The 6-foot-8 Meyers led UCLA in scoring at 18.3 points and rebounding at 7.9 in his final season, helping the Bruins to a 28-3 record. He had 24 points and 11 rebounds in their 92-85 victory over Kentucky in the NCAA title game played in his hometown of San Diego.

Meyers Drysdale also played at UCLA during her Hall of Fame career.

Meyers assumed the Bruins’ leadership role during the 1974-75 season after Bill Walton and Jamaal Wilkes had graduated. Playing with sophomores Marques Johnson and Richard Washington, Meyers earned consensus All-America honors. Meyers made the cover of Sports Illustrated after the Bruins won the NCAA title.

“One of the true warriors in (at)UCLAMBB history has gone on to glory,” Johnson wrote on Twitter. “Dave Meyers was our Captain in `75 and as tenacious a player ever. RIP.”

Johnson recalled in other tweets how Meyers called him `MJB’ or Marques Johnson Baby when he was a freshman, and later in the NBA, Meyers was nicknamed “Crash” because he always diving on the floor for loose balls.

As a junior, Meyers started on a front line featuring future Hall of Famers Walton and Wilkes.

Meyers was a reserve as a sophomore on the Bruins’ 1973 NCAA title team during the school’s run of 10 national titles in 12 years under Wooden. The team went 30-0 and capped the season by beating Memphis 87-66 in the championship game, when Meyers had four points and three rebounds.

In 1975, Meyers, along with Elmore Smith, Junior Bridgeman and Brian Winters, was traded to Milwaukee for Abdul-Jabbar and Walt Wesley.

During the 1977-78 season, Meyers was reunited with Johnson on the Bucks and averaged a career-best 14.7 points. He missed the next year with a back injury. Meyers returned in 1979-80 to average 12.1 points and 5.7 rebounds in helping the Bucks win a division title.

Born David William Meyers, he was one of 11 children.
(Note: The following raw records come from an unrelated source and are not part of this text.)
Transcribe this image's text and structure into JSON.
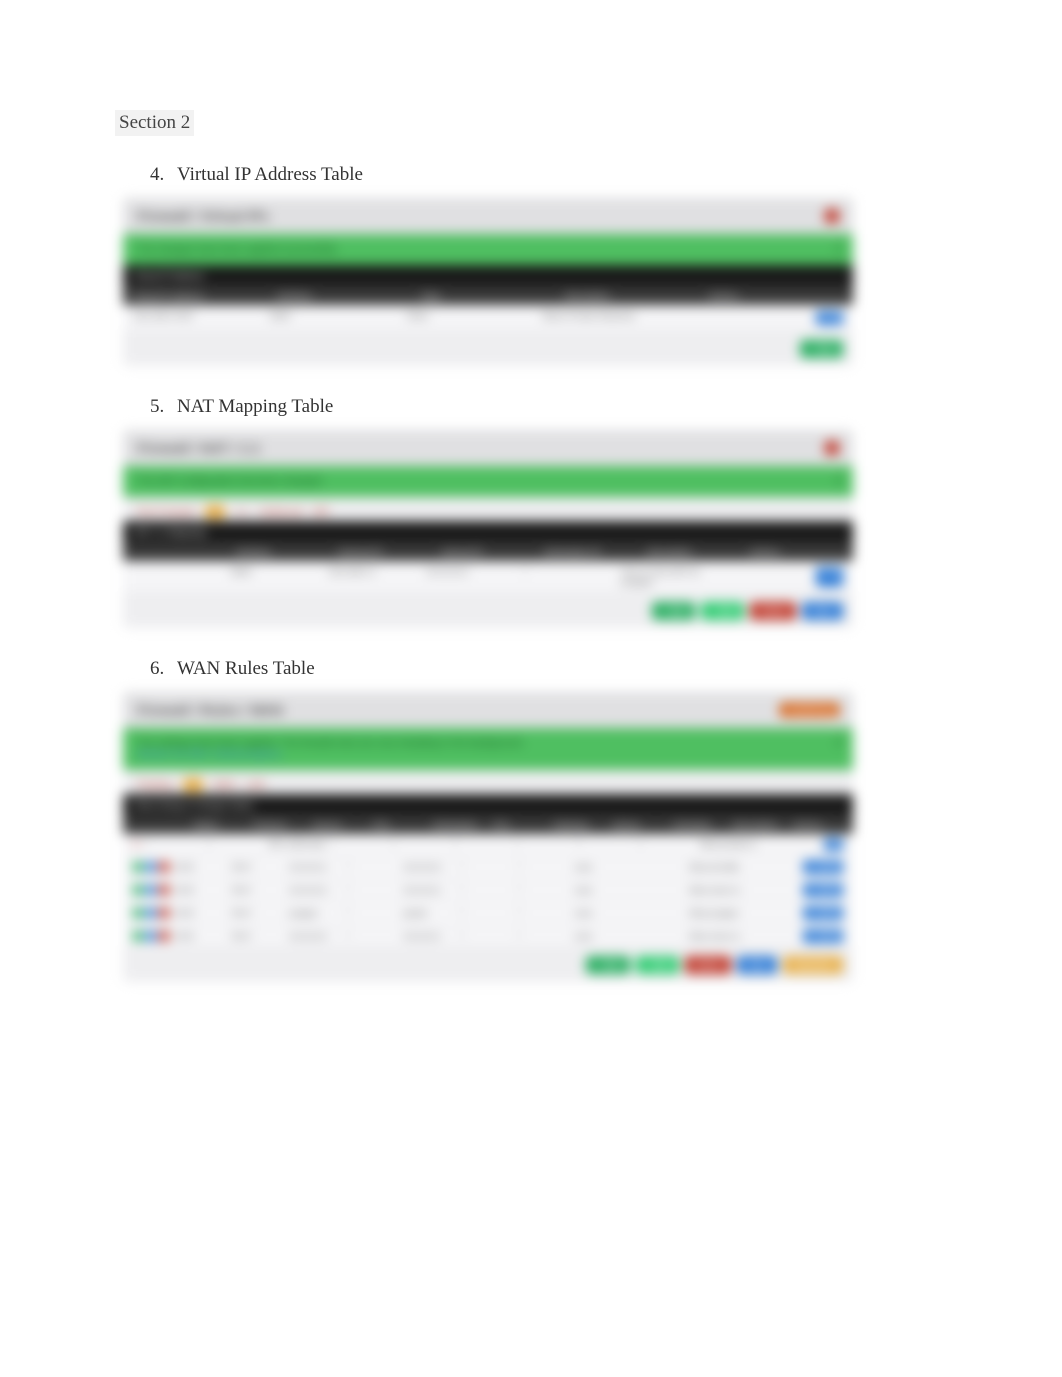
{
  "section_label": "Section 2",
  "list_start": 4,
  "items": [
    {
      "title": "Virtual IP Address Table",
      "panel": {
        "header": "Firewall / Virtual IPs",
        "header_badge": "red",
        "success": "The changes have been applied successfully.",
        "black_label": "Virtual IP Address",
        "columns": [
          "Virtual IP address",
          "Interface",
          "Type",
          "Description",
          "Actions"
        ],
        "rows": [
          {
            "cells": [
              "192.168.0.0/24",
              "WAN",
              "Other",
              "Block Private Networks",
              ""
            ],
            "action": "edit"
          }
        ],
        "footer": [
          "add"
        ]
      }
    },
    {
      "title": "NAT Mapping Table",
      "panel": {
        "header": "Firewall / NAT / 1:1",
        "header_badge": "red",
        "success": "The NAT configuration has been changed.",
        "tabs": [
          "Port Forward",
          "1:1",
          "Outbound",
          "NPt"
        ],
        "black_label": "NAT 1:1 Mappings",
        "columns": [
          "",
          "Interface",
          "External IP",
          "Internal IP",
          "Destination IP",
          "Description",
          "Actions"
        ],
        "rows": [
          {
            "cells": [
              "",
              "WAN",
              "192.168.0.1",
              "10.10.10.2",
              "*",
              "One to One NAT for pcapper",
              ""
            ],
            "action": "edit"
          }
        ],
        "footer": [
          "add",
          "add",
          "delete",
          "save"
        ]
      }
    },
    {
      "title": "WAN Rules Table",
      "panel": {
        "header": "Firewall / Rules / WAN",
        "header_badge": "orange",
        "header_badge_text": "monitoring",
        "success": "The settings have been applied. The firewall rules are now reloading in the background.",
        "success_link": "Monitor the filter reload progress.",
        "tabs": [
          "Floating",
          "WAN",
          "LAN"
        ],
        "black_label": "Rules (Drag to Change Order)",
        "columns": [
          "",
          "States",
          "Protocol",
          "Source",
          "Port",
          "Destination",
          "Port",
          "Gateway",
          "Queue",
          "Schedule",
          "Description",
          "Actions"
        ],
        "rows": [
          {
            "lead": "block",
            "cells": [
              "*",
              "*",
              "RFC 1918 networks",
              "*",
              "*",
              "*",
              "*",
              "*",
              "*",
              "Block private networks",
              ""
            ],
            "action": "gear"
          },
          {
            "lead": "pass",
            "cells": [
              "0/0 B",
              "IPv4 *",
              "10.10.10.1",
              "*",
              "10.10.10.2",
              "*",
              "*",
              "none",
              "",
              "Allow all traffic to 10.10.10.2",
              ""
            ],
            "action": "edit"
          },
          {
            "lead": "pass",
            "cells": [
              "0/0 B",
              "IPv4 *",
              "10.10.10.2",
              "*",
              "10.10.10.1",
              "*",
              "*",
              "none",
              "",
              "Allow return traffic",
              ""
            ],
            "action": "edit"
          },
          {
            "lead": "pass",
            "cells": [
              "0/0 B",
              "IPv4 *",
              "pcapper",
              "*",
              "packet",
              "*",
              "*",
              "none",
              "",
              "Allow pcapper to communicate packet",
              ""
            ],
            "action": "edit"
          },
          {
            "lead": "pass",
            "cells": [
              "0/0 B",
              "IPv4 *",
              "10.10.10.2",
              "*",
              "10.10.10.1",
              "*",
              "*",
              "none",
              "",
              "Allow return traffic",
              ""
            ],
            "action": "edit"
          }
        ],
        "footer": [
          "add",
          "add",
          "delete",
          "save",
          "separator"
        ]
      }
    }
  ]
}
His father, Bob, was a standout basketball player and team captain at Marquette in the 1940s. The younger Meyers averaged 22.7 points as a senior at Sonora High in La Habra, California.

Meyers made a surprise announcement in 1980 that he was retiring from basketball to spend more time with his family. He later earned his teaching certificate and taught sixth grade for several years in Lake Elsinore, California.

He is survived by his wife, Linda, whom he married in 1975, and daughter Crystal and son Sean.